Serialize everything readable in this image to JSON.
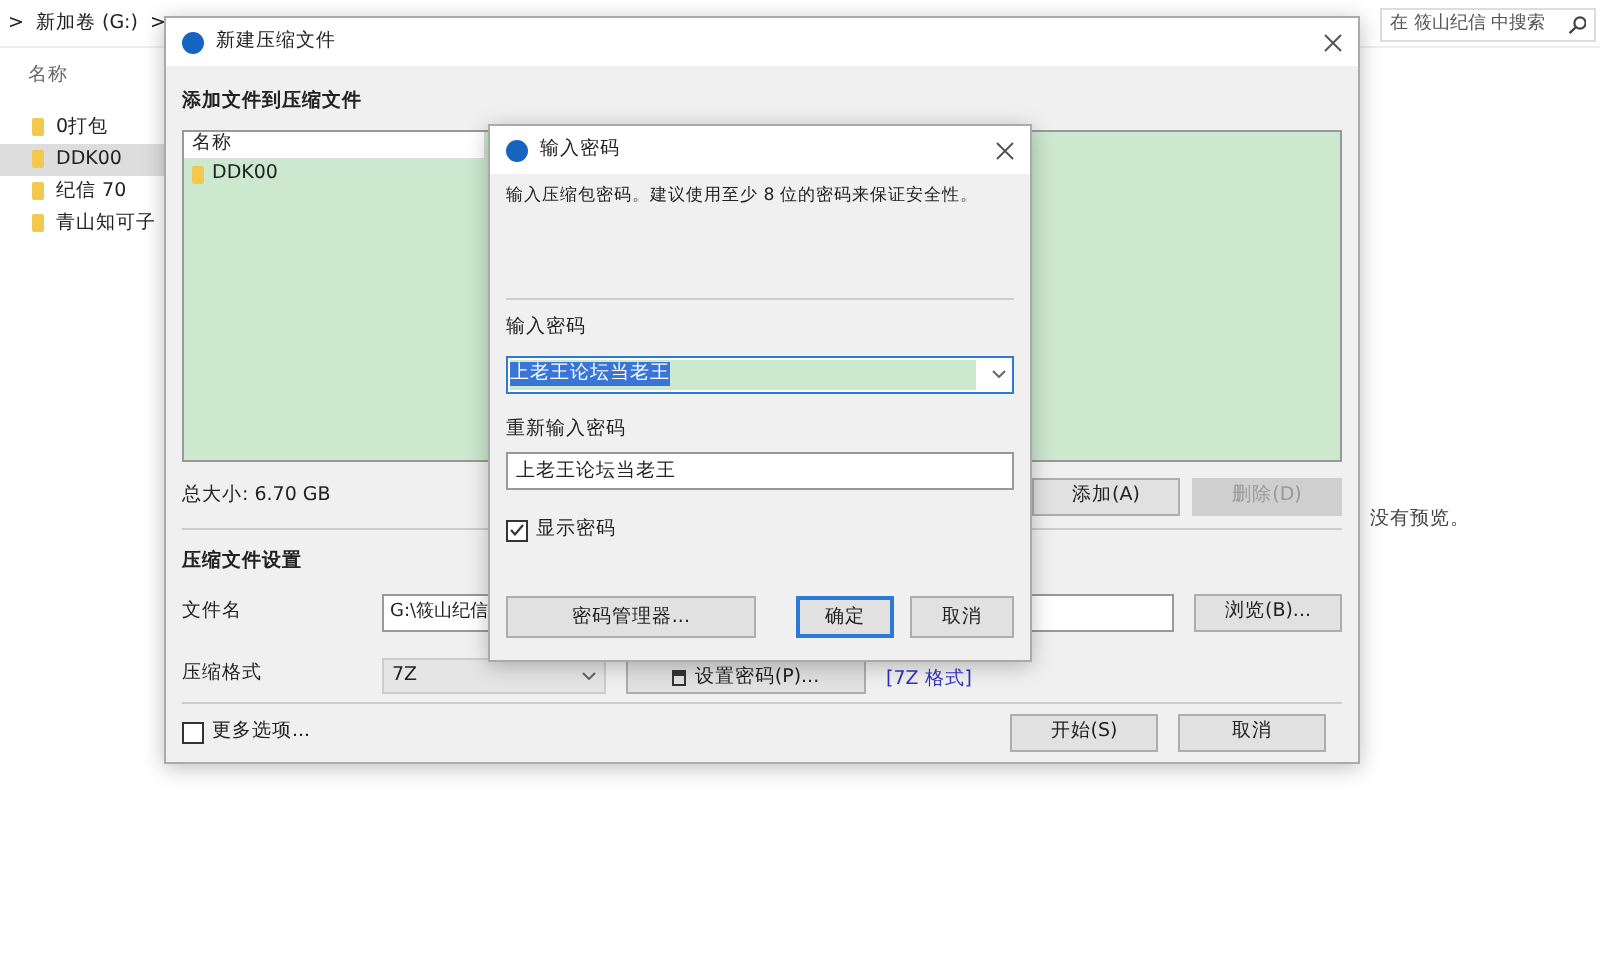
{
  "explorer": {
    "breadcrumb": [
      ">",
      "新加卷 (G:)",
      ">"
    ],
    "search": {
      "placeholder": "在 筱山纪信 中搜索"
    },
    "column_header": "名称",
    "items": [
      {
        "label": "0打包",
        "selected": false
      },
      {
        "label": "DDK00",
        "selected": true
      },
      {
        "label": "纪信 70",
        "selected": false
      },
      {
        "label": "青山知可子",
        "selected": false
      }
    ],
    "preview": "没有预览。"
  },
  "archive_dialog": {
    "title": "新建压缩文件",
    "section_files": "添加文件到压缩文件",
    "list_header": "名称",
    "files": [
      {
        "label": "DDK00"
      }
    ],
    "total_size": "总大小: 6.70 GB",
    "add_button": {
      "label": "添加(A)",
      "disabled": false
    },
    "delete_button": {
      "label": "删除(D)",
      "disabled": true
    },
    "section_settings": "压缩文件设置",
    "filename_label": "文件名",
    "filename_value": "G:\\筱山纪信",
    "browse_button": "浏览(B)...",
    "format_label": "压缩格式",
    "format_value": "7Z",
    "set_password_button": "设置密码(P)...",
    "format_link": "[7Z 格式]",
    "more_options": {
      "label": "更多选项...",
      "checked": false
    },
    "start_button": "开始(S)",
    "cancel_button": "取消"
  },
  "password_dialog": {
    "title": "输入密码",
    "description": "输入压缩包密码。建议使用至少 8 位的密码来保证安全性。",
    "password_label": "输入密码",
    "password": {
      "value": "上老王论坛当老王",
      "text_selected": true
    },
    "confirm_label": "重新输入密码",
    "confirm_value": "上老王论坛当老王",
    "show_password": {
      "label": "显示密码",
      "checked": true
    },
    "manager_button": "密码管理器...",
    "ok_button": {
      "label": "确定",
      "default": true
    },
    "cancel_button": {
      "label": "取消",
      "default": false
    }
  }
}
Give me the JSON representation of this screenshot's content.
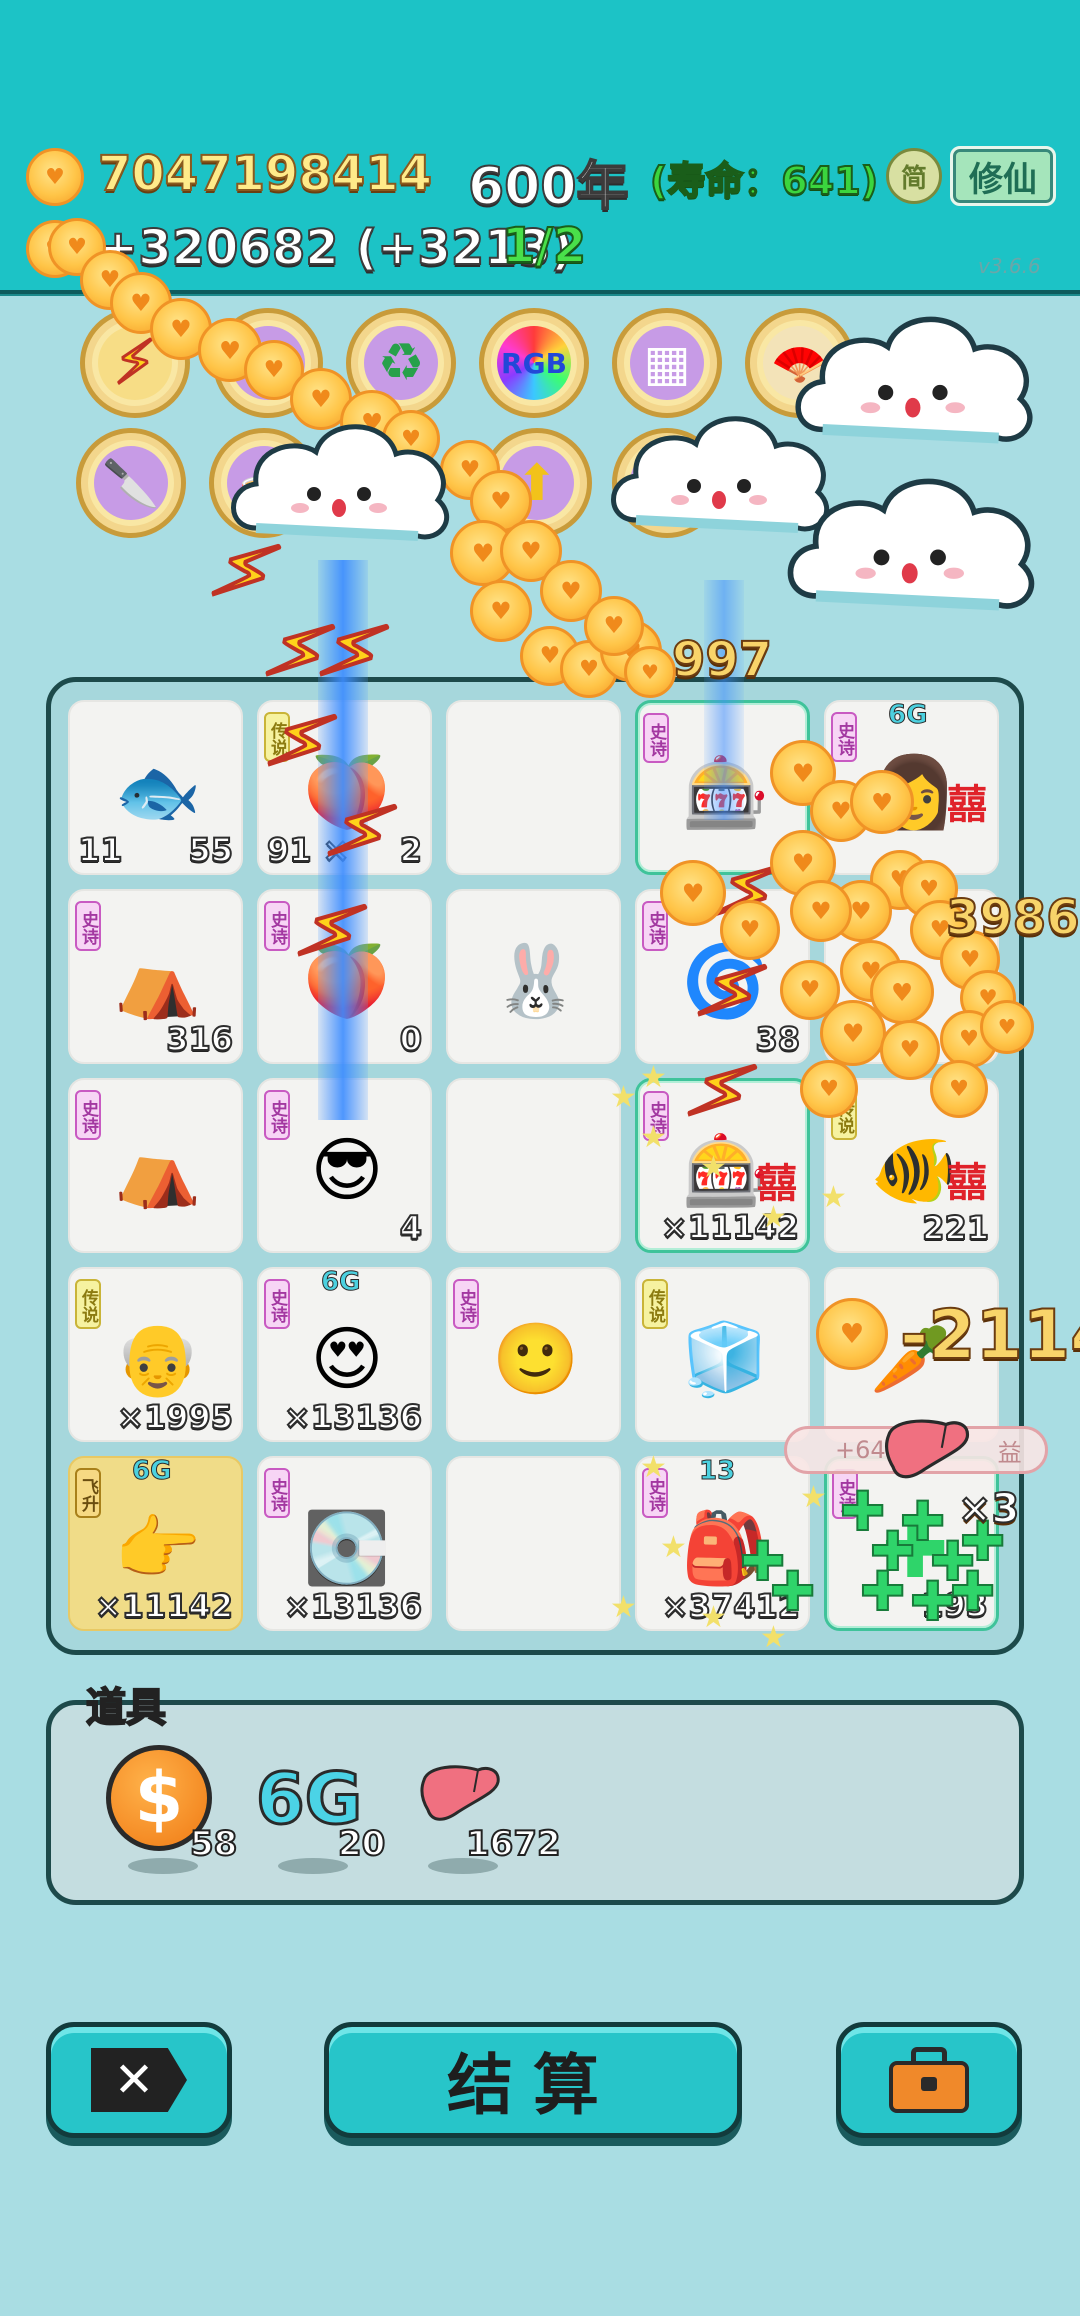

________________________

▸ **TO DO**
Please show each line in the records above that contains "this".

▸ **WRITTEN RESPONSE**
Serialize everything readable in this image to JSON.
Give me the JSON representation of this screenshot's content.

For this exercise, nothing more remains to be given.